I am sitting in the Study Abroad offices, in one of the waiting areas, degected because, not only have I been told that my only study abraod plan will not work, the amazing Jaci is not around to help me brush it off. I need to do homework anyway so I pull out my Laptop and what should I find, but my very own degree sheet. I glare at it in distain! How could someone who came into college one semester shy of being a junior still have so many problems? I began looking at all the classes that I had already taken.
And then I noticed something.
In the Spring semester of my Sophomore year I had already taken two of the six “suggested” classes for that semseter. The other three were Differetial Equations, Organic Chemistry Lab, Mass Heat and Momentum Transfer, and Professional Development. A quick search on classes offered in previous semesters showed that both Differential Equations and Proffesional Development are offered in the summer. That left me with three classes to work with, until I remembered something.
The college of Arts and Sciences offers Organic Chemistry as a summer study abroad.
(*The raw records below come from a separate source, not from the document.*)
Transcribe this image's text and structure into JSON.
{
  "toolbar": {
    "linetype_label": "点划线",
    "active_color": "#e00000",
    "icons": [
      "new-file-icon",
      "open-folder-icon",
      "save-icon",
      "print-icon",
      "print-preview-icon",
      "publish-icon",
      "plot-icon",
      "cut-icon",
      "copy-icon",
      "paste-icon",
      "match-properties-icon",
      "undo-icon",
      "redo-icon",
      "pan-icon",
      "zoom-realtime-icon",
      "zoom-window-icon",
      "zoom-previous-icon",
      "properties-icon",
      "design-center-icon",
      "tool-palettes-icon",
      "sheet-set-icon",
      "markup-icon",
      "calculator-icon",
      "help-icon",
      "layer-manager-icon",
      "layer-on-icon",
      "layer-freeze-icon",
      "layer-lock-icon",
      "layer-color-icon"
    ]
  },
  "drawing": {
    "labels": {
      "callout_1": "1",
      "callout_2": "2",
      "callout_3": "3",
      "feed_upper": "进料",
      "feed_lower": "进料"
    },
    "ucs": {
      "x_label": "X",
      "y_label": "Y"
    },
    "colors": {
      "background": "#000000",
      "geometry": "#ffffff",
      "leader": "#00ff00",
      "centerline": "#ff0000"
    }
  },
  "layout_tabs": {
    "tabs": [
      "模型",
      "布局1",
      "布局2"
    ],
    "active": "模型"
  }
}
This doesn’t immidialty seem helpful if you aren’t staring at my degree sheet like I was, but I saw something wonderful. It is suggested that I take Organic Chemistry in the fall of my sophomore year and the lab the following semester. But if I took O-Chem during the summer on a stud abroad I would not only be fulfilling one requirment, but I would be that much closer to another!
Obviously I am in a much better mood now, and I have just sent off several frantic emails. I will update when I know more.
I was told today that a really good idea would be to share a few of my favorite links or videos on my blog. I think this is actually a WONDERFUL idea. There are so many ways to share who I am as a person, but I feel as though the best way is to show you all things that interest me through the internet. Some of these links have changed me as a person. Who knows? Maybe they will make a difference in your life.
So I had my meeting with Theresa Marks. And with the Arezzo adviser.
You know that music that plays in scary movies when the killer is sneaking up behind the protagonist? That should be playing through your head right now.
According to the both of them, if I do the engineering study abroad in Italy for the summer and semester like I planned, I will get an entire year behind!!! I am already in a five year degree plan!!! What the HECK!!!!!
Don’t worry, I was very polite to both people who told me this. It’s not their fault that the curriculum is rooting against me. But now I’m back to square one. Actually, I’m worse than square one, because I have no idea where I want to go, or if this is even possible. I didn’t realize how difficult this would be when I accepted my fellowship. But hopefully I can go chat with Jaci about this and, between the two of us, we can work something out.
*Cue sad music that plays when the killer finally gets the protagonist*